According to the study, people who tested positive for COVID-19 were twice as likely to have said they ate at a restaurant within two weeks of an infection compared with those people who tested negative.
Researchers admit they didn't ask participants whether they ate inside or outside.
"The biggest risk in contracting COVID-19 is being around other people," said Ben Chapman, professor and food safety specialist at NC State University. "It doesn't go into the nuance of eating outdoors versus indoors, going to a restaurant where employees are wearing face-covering coverings and not staying at someone's table and interacting with them a long time."
The study had about 300 participants. Experts say it doesn't go much into things that weren't known. He said it's more important to look at restaurant practices on a case by case basis.
RELATED: Local restaurants say delivery apps like Postmates are offering their food without their permission
"It's not that restaurants, in general, are bad or restaurants, in general, are good, it's all about management steps that each individual business is taking so I want to see those best practices when I go there," said Chapman.
He helped the North Carolina Restaurant and Lodging Association develop the "Count on Me" program, which allows restaurants to display a sticker in their window after going through a statewide best practices training.

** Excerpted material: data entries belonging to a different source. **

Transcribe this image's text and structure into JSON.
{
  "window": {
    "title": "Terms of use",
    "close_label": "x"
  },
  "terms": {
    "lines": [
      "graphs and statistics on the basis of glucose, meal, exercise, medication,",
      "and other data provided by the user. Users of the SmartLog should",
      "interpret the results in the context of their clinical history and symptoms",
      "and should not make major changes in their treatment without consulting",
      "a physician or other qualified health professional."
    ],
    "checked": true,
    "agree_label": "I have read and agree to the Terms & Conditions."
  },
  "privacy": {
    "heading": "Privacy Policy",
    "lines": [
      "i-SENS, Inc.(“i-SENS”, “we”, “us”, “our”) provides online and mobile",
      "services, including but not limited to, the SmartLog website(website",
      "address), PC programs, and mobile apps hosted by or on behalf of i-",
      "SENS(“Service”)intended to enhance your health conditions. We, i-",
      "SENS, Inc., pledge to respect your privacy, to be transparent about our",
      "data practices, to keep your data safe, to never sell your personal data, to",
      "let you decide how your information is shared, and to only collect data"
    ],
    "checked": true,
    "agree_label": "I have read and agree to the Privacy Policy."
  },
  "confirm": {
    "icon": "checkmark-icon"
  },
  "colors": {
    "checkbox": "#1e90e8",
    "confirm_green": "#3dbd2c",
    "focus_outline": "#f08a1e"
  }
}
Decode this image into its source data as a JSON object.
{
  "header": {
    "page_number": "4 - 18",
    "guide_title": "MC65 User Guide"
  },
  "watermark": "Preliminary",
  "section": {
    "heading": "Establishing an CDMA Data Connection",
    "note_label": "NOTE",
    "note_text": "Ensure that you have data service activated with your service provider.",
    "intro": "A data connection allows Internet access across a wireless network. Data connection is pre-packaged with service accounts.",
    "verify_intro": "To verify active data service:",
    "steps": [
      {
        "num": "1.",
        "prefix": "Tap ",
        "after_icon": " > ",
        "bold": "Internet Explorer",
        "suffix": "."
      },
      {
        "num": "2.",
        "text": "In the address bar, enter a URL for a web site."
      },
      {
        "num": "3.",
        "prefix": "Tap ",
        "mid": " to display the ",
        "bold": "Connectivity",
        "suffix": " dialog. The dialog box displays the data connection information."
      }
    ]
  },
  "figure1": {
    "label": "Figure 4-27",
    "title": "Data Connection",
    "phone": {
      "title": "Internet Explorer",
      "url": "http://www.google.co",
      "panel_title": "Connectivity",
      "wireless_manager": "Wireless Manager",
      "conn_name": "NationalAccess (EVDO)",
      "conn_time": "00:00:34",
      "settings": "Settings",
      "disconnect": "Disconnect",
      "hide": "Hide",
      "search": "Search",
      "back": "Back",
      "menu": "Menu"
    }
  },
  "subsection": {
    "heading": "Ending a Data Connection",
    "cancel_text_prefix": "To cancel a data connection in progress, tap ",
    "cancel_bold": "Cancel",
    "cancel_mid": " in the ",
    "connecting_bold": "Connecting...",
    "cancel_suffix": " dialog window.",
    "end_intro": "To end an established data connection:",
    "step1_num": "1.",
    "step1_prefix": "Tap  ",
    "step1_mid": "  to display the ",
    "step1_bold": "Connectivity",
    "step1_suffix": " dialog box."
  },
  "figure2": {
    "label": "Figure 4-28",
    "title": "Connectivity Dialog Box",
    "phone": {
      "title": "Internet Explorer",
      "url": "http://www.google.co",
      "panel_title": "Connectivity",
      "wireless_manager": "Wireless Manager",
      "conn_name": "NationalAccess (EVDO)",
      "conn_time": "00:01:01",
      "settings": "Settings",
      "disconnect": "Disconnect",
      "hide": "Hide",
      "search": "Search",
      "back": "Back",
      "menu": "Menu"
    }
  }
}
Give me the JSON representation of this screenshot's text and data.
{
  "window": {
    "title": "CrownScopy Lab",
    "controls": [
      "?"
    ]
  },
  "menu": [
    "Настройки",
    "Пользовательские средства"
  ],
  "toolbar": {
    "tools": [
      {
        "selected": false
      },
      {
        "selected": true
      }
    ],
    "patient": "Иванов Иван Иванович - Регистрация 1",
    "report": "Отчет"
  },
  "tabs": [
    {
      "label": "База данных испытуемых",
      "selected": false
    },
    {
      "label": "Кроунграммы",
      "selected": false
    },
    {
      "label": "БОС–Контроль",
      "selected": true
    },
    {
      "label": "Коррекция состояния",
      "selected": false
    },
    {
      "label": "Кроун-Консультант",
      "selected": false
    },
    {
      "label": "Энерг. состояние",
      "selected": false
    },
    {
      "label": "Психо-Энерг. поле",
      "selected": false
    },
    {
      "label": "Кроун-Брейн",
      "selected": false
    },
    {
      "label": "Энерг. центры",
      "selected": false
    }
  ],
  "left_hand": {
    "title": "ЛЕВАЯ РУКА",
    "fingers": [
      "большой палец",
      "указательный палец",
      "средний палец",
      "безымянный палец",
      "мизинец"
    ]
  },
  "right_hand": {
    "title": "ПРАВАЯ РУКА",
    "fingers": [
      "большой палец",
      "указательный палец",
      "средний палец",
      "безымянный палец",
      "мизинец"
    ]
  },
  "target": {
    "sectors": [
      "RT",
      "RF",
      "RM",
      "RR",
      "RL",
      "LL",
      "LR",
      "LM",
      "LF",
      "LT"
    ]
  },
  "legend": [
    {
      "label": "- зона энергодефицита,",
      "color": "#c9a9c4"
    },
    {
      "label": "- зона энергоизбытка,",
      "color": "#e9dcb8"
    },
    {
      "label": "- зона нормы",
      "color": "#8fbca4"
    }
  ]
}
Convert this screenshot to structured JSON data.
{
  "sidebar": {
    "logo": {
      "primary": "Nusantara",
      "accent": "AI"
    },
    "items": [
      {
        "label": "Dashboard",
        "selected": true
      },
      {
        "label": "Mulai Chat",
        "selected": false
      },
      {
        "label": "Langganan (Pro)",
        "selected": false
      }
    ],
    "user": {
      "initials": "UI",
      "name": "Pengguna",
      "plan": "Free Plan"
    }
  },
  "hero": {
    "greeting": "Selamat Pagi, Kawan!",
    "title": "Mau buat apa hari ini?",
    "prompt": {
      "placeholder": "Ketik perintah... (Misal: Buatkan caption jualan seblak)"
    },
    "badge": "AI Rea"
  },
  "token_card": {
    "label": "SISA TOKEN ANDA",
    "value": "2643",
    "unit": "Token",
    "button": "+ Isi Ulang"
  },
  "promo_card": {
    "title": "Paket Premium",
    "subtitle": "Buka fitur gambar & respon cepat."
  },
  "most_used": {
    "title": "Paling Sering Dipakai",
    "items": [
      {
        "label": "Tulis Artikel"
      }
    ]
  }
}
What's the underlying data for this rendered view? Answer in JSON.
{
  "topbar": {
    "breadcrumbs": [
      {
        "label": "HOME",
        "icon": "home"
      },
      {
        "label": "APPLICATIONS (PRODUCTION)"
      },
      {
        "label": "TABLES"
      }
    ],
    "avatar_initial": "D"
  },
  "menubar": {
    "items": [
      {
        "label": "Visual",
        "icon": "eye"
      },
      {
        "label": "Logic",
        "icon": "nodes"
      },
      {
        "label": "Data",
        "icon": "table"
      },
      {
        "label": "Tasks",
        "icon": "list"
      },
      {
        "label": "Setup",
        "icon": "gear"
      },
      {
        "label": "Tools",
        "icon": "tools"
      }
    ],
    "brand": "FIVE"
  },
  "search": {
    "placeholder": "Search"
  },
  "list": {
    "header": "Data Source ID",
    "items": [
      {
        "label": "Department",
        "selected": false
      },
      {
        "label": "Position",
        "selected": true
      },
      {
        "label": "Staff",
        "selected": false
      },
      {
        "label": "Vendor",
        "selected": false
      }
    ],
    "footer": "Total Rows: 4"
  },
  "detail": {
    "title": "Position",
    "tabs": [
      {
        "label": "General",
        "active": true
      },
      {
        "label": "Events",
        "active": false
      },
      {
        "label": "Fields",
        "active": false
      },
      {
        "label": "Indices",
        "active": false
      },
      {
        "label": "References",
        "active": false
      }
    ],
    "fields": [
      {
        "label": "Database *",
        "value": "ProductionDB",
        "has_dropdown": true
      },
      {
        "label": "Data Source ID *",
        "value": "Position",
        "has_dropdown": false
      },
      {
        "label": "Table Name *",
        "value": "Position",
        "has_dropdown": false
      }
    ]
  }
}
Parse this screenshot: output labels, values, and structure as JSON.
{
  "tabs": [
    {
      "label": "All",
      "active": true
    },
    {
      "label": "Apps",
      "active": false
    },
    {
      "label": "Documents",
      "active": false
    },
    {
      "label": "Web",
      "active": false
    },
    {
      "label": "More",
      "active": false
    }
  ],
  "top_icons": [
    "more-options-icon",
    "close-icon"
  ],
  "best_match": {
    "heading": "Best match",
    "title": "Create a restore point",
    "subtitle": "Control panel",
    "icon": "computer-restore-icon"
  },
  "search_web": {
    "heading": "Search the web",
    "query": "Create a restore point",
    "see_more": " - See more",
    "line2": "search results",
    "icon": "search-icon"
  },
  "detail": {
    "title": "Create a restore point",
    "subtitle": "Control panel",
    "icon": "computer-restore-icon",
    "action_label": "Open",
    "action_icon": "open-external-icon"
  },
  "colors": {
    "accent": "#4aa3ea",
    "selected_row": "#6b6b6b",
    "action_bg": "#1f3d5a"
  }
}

"If someone is not comfortable coming out, they shouldn't and it's okay, we'll take the food there," said Giorgios Bakatsias, owner of Parizade in Durham.
He also owns part of Vin Rouge, Bin 54 and Kipos Tavern.
He has a large outdoor space and he said they did a number of things during the shutdown.
"We remodeled the kitchen in the sense of bringing in new equipment. We even pressure washed everything," Giorgios said. "How are we going to write a new chapter that's better than the one we've left? That's what I'm more focused on. It's not going to be dining at home every night that's for sure."
FULL CORONAVIRUS COVERAGE